**Extracted data**:
---+---

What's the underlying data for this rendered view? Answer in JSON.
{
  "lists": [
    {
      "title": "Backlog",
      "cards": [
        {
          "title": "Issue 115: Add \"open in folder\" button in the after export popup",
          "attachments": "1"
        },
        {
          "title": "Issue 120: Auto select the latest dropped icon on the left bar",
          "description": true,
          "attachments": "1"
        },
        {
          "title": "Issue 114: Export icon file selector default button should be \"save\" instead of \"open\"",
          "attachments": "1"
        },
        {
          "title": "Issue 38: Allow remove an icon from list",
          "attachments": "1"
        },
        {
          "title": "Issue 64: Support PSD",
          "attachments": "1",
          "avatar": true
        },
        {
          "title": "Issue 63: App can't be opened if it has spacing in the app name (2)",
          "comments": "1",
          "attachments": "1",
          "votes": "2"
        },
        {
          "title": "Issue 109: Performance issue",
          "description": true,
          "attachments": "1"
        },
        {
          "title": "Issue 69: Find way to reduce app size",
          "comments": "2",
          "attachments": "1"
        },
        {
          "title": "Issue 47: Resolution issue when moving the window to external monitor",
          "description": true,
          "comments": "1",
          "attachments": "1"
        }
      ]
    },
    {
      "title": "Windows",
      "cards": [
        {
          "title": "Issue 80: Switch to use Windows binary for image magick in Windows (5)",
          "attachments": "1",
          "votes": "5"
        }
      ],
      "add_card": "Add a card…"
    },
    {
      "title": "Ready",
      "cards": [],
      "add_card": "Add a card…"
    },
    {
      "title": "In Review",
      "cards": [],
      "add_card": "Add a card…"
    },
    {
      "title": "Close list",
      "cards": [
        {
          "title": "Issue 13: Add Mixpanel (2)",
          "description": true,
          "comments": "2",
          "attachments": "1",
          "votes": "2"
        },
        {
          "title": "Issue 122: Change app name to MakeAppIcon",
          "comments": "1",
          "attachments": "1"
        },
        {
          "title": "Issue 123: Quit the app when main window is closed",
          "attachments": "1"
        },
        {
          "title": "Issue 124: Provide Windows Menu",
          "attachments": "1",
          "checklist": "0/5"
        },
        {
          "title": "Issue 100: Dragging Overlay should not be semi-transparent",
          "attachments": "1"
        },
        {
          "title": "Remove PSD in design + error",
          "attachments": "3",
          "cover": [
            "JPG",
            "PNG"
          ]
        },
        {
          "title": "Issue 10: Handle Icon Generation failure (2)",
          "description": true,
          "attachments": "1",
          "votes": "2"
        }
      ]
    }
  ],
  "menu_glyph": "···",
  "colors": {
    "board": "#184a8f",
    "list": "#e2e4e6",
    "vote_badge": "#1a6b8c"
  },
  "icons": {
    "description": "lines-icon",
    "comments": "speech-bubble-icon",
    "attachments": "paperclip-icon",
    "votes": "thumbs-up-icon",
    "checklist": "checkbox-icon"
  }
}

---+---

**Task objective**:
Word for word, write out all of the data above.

**Task solution**:
What's the underlying data for this rendered view? Answer in JSON.
{
  "lists": [
    {
      "title": "Backlog",
      "cards": [
        {
          "title": "Issue 115: Add \"open in folder\" button in the after export popup",
          "attachments": "1"
        },
        {
          "title": "Issue 120: Auto select the latest dropped icon on the left bar",
          "description": true,
          "attachments": "1"
        },
        {
          "title": "Issue 114: Export icon file selector default button should be \"save\" instead of \"open\"",
          "attachments": "1"
        },
        {
          "title": "Issue 38: Allow remove an icon from list",
          "attachments": "1"
        },
        {
          "title": "Issue 64: Support PSD",
          "attachments": "1",
          "avatar": true
        },
        {
          "title": "Issue 63: App can't be opened if it has spacing in the app name (2)",
          "comments": "1",
          "attachments": "1",
          "votes": "2"
        },
        {
          "title": "Issue 109: Performance issue",
          "description": true,
          "attachments": "1"
        },
        {
          "title": "Issue 69: Find way to reduce app size",
          "comments": "2",
          "attachments": "1"
        },
        {
          "title": "Issue 47: Resolution issue when moving the window to external monitor",
          "description": true,
          "comments": "1",
          "attachments": "1"
        }
      ]
    },
    {
      "title": "Windows",
      "cards": [
        {
          "title": "Issue 80: Switch to use Windows binary for image magick in Windows (5)",
          "attachments": "1",
          "votes": "5"
        }
      ],
      "add_card": "Add a card…"
    },
    {
      "title": "Ready",
      "cards": [],
      "add_card": "Add a card…"
    },
    {
      "title": "In Review",
      "cards": [],
      "add_card": "Add a card…"
    },
    {
      "title": "Close list",
      "cards": [
        {
          "title": "Issue 13: Add Mixpanel (2)",
          "description": true,
          "comments": "2",
          "attachments": "1",
          "votes": "2"
        },
        {
          "title": "Issue 122: Change app name to MakeAppIcon",
          "comments": "1",
          "attachments": "1"
        },
        {
          "title": "Issue 123: Quit the app when main window is closed",
          "attachments": "1"
        },
        {
          "title": "Issue 124: Provide Windows Menu",
          "attachments": "1",
          "checklist": "0/5"
        },
        {
          "title": "Issue 100: Dragging Overlay should not be semi-transparent",
          "attachments": "1"
        },
        {
          "title": "Remove PSD in design + error",
          "attachments": "3",
          "cover": [
            "JPG",
            "PNG"
          ]
        },
        {
          "title": "Issue 10: Handle Icon Generation failure (2)",
          "description": true,
          "attachments": "1",
          "votes": "2"
        }
      ]
    }
  ],
  "menu_glyph": "···",
  "colors": {
    "board": "#184a8f",
    "list": "#e2e4e6",
    "vote_badge": "#1a6b8c"
  },
  "icons": {
    "description": "lines-icon",
    "comments": "speech-bubble-icon",
    "attachments": "paperclip-icon",
    "votes": "thumbs-up-icon",
    "checklist": "checkbox-icon"
  }
}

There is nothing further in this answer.